- Work required -
Please state how many lines of the records hold the string "that", giving nothing but the number.

Stored records
>>>>
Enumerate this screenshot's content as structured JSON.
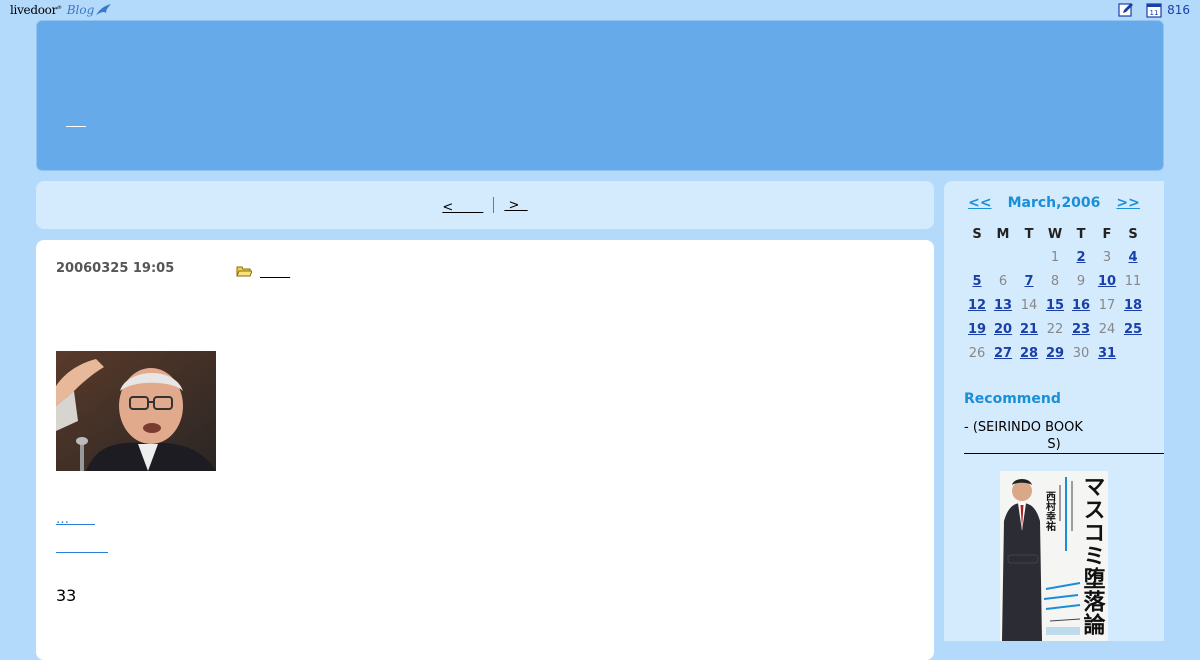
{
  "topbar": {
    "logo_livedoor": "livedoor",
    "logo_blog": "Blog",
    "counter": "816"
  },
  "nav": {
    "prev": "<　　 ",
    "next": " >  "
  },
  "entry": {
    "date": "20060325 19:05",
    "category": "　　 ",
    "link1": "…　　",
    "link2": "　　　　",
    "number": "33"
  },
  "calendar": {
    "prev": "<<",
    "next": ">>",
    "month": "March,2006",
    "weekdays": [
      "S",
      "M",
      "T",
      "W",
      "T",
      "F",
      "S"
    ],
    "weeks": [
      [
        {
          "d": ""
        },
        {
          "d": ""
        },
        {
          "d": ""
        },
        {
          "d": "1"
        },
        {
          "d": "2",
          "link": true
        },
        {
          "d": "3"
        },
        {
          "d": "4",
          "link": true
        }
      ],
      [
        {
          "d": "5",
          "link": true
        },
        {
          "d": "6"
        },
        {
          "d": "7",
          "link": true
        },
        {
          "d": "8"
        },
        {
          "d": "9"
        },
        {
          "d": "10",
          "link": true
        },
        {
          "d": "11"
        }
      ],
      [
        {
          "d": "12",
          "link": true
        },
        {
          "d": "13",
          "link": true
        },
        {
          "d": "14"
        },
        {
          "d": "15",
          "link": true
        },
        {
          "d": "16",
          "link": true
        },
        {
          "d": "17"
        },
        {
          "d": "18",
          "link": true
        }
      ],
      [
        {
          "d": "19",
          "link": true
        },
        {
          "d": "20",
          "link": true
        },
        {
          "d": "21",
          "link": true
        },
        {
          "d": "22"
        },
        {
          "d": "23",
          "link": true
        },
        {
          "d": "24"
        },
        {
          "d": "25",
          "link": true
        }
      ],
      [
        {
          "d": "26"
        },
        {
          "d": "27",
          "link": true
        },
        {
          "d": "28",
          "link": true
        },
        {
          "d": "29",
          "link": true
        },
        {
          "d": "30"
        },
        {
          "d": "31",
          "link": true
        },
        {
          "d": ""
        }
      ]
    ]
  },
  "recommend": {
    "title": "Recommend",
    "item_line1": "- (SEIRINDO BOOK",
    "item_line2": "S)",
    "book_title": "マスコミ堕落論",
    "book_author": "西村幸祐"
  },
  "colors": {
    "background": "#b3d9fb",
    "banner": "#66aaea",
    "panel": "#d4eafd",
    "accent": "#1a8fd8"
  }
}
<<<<
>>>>
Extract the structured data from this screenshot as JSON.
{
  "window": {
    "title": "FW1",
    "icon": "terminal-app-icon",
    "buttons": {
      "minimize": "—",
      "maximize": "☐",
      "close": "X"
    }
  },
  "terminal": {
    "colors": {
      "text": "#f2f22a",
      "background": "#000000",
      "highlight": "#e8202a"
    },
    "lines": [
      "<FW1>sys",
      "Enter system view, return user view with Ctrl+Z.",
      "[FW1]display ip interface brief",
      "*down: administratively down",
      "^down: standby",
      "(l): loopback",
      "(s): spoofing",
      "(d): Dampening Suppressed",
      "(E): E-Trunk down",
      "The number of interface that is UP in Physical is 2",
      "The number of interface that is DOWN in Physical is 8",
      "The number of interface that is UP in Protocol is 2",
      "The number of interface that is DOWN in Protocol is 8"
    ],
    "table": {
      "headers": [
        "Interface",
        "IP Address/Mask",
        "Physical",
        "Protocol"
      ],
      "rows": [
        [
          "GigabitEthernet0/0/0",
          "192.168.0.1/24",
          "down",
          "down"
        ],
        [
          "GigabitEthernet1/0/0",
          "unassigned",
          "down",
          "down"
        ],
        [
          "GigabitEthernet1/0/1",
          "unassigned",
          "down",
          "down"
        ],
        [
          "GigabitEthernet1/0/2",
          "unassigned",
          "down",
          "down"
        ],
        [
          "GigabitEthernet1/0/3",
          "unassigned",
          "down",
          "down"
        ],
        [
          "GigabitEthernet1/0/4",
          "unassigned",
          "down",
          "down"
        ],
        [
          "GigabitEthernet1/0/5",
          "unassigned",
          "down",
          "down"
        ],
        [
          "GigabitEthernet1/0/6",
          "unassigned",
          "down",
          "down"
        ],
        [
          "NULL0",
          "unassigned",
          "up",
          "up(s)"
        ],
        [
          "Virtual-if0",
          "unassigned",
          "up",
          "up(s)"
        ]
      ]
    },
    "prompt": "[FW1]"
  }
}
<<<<
- Exercise output -
4